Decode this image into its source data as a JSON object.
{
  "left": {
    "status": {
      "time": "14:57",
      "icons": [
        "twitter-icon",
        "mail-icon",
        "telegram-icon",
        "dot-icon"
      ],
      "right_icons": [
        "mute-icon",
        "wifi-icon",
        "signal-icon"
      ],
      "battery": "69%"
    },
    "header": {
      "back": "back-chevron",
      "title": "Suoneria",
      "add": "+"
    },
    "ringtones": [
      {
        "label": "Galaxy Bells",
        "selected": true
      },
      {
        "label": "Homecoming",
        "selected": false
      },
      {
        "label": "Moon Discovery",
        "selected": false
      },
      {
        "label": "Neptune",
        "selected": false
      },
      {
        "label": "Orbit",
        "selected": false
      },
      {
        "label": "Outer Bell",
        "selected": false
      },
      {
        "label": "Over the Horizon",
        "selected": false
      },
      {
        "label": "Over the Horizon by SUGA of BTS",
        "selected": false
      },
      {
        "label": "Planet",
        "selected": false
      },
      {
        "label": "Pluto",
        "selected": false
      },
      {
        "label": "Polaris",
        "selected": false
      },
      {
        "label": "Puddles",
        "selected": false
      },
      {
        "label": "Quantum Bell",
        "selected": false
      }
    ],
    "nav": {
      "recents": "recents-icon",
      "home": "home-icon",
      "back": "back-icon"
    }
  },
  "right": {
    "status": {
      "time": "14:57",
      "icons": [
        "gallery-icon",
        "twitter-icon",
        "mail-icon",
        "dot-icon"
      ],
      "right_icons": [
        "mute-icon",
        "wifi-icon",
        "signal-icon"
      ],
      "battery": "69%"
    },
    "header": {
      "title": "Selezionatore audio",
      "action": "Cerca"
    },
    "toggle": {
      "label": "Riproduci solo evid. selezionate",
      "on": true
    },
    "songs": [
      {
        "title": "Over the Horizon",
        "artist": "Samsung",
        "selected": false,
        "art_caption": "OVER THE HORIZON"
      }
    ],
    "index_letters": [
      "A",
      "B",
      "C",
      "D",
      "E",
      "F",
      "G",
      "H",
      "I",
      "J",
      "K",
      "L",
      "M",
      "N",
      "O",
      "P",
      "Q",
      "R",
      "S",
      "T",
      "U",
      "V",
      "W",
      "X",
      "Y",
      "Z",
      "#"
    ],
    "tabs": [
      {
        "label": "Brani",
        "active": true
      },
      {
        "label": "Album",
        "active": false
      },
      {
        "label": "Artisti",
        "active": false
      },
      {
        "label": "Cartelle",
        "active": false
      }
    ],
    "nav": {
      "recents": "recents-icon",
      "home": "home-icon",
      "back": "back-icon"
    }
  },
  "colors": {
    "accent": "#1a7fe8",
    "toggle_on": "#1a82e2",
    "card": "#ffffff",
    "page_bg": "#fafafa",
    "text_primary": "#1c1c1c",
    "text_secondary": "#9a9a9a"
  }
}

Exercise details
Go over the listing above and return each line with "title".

Written response
      "title": "Suoneria",
      "title": "Selezionatore audio",
        "title": "Over the Horizon",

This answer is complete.